Copy out each line below that has the word "description" in it.
═══ Records ═══
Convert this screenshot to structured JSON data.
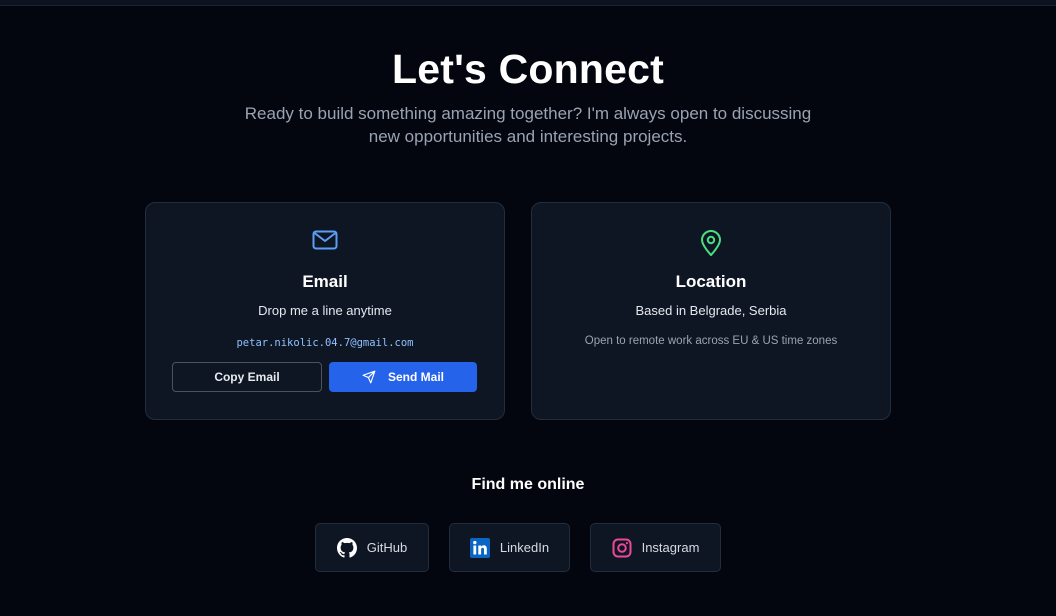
{
  "header": {
    "title": "Let's Connect",
    "subtitle_line1": "Ready to build something amazing together? I'm always open to discussing",
    "subtitle_line2": "new opportunities and interesting projects."
  },
  "email_card": {
    "icon": "mail-icon",
    "title": "Email",
    "description": "Drop me a line anytime",
    "address": "petar.nikolic.04.7@gmail.com",
    "copy_label": "Copy Email",
    "send_label": "Send Mail"
  },
  "location_card": {
    "icon": "map-pin-icon",
    "title": "Location",
    "description": "Based in Belgrade, Serbia",
    "note": "Open to remote work across EU & US time zones"
  },
  "social": {
    "heading": "Find me online",
    "links": [
      {
        "label": "GitHub",
        "icon": "github-icon"
      },
      {
        "label": "LinkedIn",
        "icon": "linkedin-icon"
      },
      {
        "label": "Instagram",
        "icon": "instagram-icon"
      }
    ]
  },
  "colors": {
    "background": "#03060f",
    "card": "#0f1623",
    "accent_blue": "#2563eb",
    "mail_icon": "#5b9ef5",
    "pin_icon": "#4ade80",
    "linkedin": "#0a66c2",
    "instagram": "#ec4899"
  }
}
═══
Response area:
    "description": "Drop me a line anytime",
    "description": "Based in Belgrade, Serbia",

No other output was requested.